[Element data from apps and pages]
......
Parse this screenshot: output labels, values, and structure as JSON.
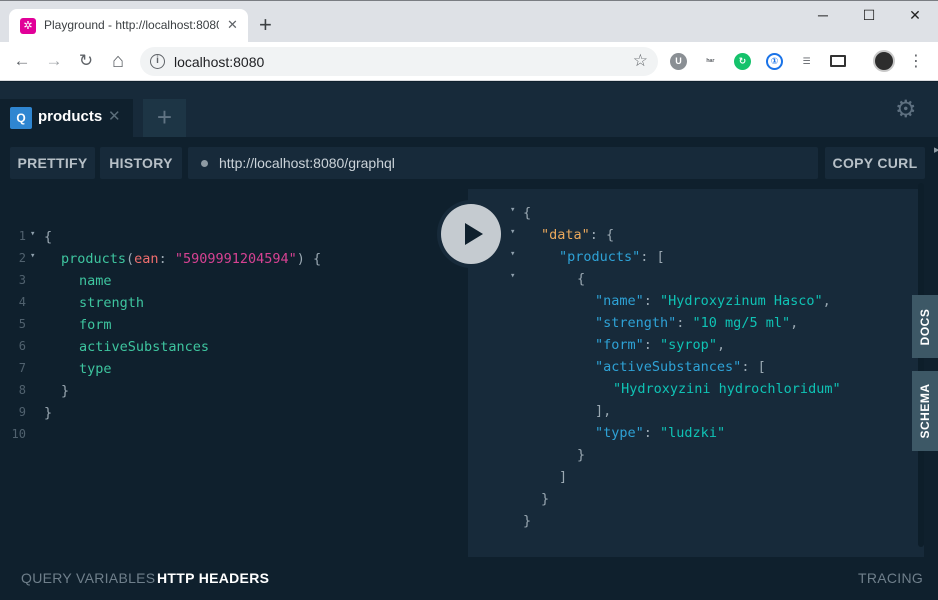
{
  "browser": {
    "tab_title": "Playground - http://localhost:8080",
    "tab_favicon": "✲",
    "tab_close": "✕",
    "new_tab": "+",
    "window_controls": [
      "─",
      "☐",
      "✕"
    ],
    "nav": {
      "back": "←",
      "forward": "→",
      "reload": "↻",
      "home": "⌂"
    },
    "url": "localhost:8080",
    "extensions": [
      "U",
      "ʰᵃʳ",
      "↻",
      "①",
      "☰"
    ]
  },
  "playground": {
    "tab": {
      "badge": "Q",
      "title": "products",
      "close": "✕"
    },
    "add_tab": "+",
    "settings_icon": "⚙",
    "buttons": {
      "prettify": "PRETTIFY",
      "history": "HISTORY",
      "copy_curl": "COPY CURL"
    },
    "endpoint": "http://localhost:8080/graphql",
    "side_tabs": {
      "docs": "DOCS",
      "schema": "SCHEMA"
    },
    "footer": {
      "query_variables": "QUERY VARIABLES",
      "http_headers": "HTTP HEADERS",
      "tracing": "TRACING"
    }
  },
  "query": {
    "line_numbers": [
      "1",
      "2",
      "3",
      "4",
      "5",
      "6",
      "7",
      "8",
      "9",
      "10"
    ],
    "open_brace": "{",
    "operation": "products",
    "arg_name": "ean",
    "arg_value": "\"5909991204594\"",
    "fields": [
      "name",
      "strength",
      "form",
      "activeSubstances",
      "type"
    ],
    "close_inner": "}",
    "close_outer": "}"
  },
  "response": {
    "data_key": "\"data\"",
    "products_key": "\"products\"",
    "name_key": "\"name\"",
    "name_value": "\"Hydroxyzinum Hasco\"",
    "strength_key": "\"strength\"",
    "strength_value": "\"10 mg/5 ml\"",
    "form_key": "\"form\"",
    "form_value": "\"syrop\"",
    "active_key": "\"activeSubstances\"",
    "active_value": "\"Hydroxyzini hydrochloridum\"",
    "type_key": "\"type\"",
    "type_value": "\"ludzki\""
  }
}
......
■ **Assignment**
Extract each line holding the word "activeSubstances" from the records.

■ **Problem solution**
      "activeSubstances",
    "active_key": "\"activeSubstances\"",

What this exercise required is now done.